John Casey is senior editor of The Advocate, writing columns about political, societal, and topical issues with leading newsmakers of the day. The columns include interviews with Sam Altman, Neil Patrick Harris, Ellen DeGeneres, Colman Domingo, Jennifer Coolidge, Kelly Ripa and Mark Counselos, Jamie Lee Curtis, Shirley MacLaine, Nancy Pelosi, Tony Fauci, Leon Panetta, John Brennan, and many others. John spent 30 years working as a PR professional on Capitol Hill, Hollywood, the Nobel Prize-winning UN IPCC, and with four of the largest retailers in the U.S.
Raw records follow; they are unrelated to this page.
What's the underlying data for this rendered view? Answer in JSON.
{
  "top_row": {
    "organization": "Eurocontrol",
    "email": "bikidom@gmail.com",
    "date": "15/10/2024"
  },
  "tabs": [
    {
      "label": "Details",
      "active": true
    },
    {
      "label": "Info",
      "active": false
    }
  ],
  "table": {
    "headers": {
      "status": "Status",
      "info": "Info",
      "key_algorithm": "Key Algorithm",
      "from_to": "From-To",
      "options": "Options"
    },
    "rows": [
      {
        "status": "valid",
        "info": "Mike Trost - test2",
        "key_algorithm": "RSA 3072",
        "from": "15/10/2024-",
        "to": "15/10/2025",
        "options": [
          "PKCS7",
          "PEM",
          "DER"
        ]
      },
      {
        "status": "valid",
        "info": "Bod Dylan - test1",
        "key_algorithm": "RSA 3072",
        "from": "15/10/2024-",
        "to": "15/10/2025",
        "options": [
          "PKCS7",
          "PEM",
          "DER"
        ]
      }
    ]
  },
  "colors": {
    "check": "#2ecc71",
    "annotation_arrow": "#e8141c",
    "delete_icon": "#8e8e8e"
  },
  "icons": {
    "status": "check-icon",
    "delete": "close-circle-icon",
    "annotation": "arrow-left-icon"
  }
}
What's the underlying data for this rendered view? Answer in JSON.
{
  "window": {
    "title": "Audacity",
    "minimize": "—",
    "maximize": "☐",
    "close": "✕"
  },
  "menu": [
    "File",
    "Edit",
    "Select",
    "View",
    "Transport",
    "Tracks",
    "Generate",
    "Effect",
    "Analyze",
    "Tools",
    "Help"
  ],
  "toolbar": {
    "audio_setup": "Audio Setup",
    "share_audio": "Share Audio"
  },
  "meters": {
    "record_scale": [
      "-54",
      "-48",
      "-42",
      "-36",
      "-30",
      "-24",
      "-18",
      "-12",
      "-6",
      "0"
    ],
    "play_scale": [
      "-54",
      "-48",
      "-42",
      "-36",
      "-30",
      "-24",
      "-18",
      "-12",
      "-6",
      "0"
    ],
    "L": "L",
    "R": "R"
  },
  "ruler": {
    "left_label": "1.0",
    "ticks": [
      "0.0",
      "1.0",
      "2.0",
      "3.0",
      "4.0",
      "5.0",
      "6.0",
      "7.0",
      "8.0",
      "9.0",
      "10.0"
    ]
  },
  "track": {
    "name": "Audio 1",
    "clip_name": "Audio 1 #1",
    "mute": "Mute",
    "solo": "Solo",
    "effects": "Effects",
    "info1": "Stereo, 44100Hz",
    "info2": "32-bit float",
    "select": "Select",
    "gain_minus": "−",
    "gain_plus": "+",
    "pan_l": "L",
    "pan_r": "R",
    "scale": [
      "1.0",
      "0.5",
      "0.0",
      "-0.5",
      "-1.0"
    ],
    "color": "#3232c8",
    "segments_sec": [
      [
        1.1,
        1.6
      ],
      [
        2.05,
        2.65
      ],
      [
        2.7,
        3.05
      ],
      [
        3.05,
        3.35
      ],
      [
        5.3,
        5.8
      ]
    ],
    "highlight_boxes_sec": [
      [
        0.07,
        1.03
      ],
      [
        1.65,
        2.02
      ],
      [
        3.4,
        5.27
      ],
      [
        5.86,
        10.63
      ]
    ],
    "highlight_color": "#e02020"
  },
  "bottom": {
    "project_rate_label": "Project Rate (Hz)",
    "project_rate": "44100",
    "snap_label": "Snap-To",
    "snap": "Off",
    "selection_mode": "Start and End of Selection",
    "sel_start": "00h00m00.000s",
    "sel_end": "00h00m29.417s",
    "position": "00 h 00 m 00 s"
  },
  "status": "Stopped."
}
John Casey is senior editor of The Advocate, writing columns about political, societal, and topical issues with leading newsmakers of the day. The columns include interviews with Sam Altman, Neil Patrick Harris, Ellen DeGeneres, Colman Domingo, Jennifer Coolidge, Kelly Ripa and Mark Counselos, Jamie Lee Curtis, Shirley MacLaine, Nancy Pelosi, Tony Fauci, Leon Panetta, John Brennan, and many others. John spent 30 years working as a PR professional on Capitol Hill, Hollywood, the Nobel Prize-winning UN IPCC, and with four of the largest retailers in the U.S.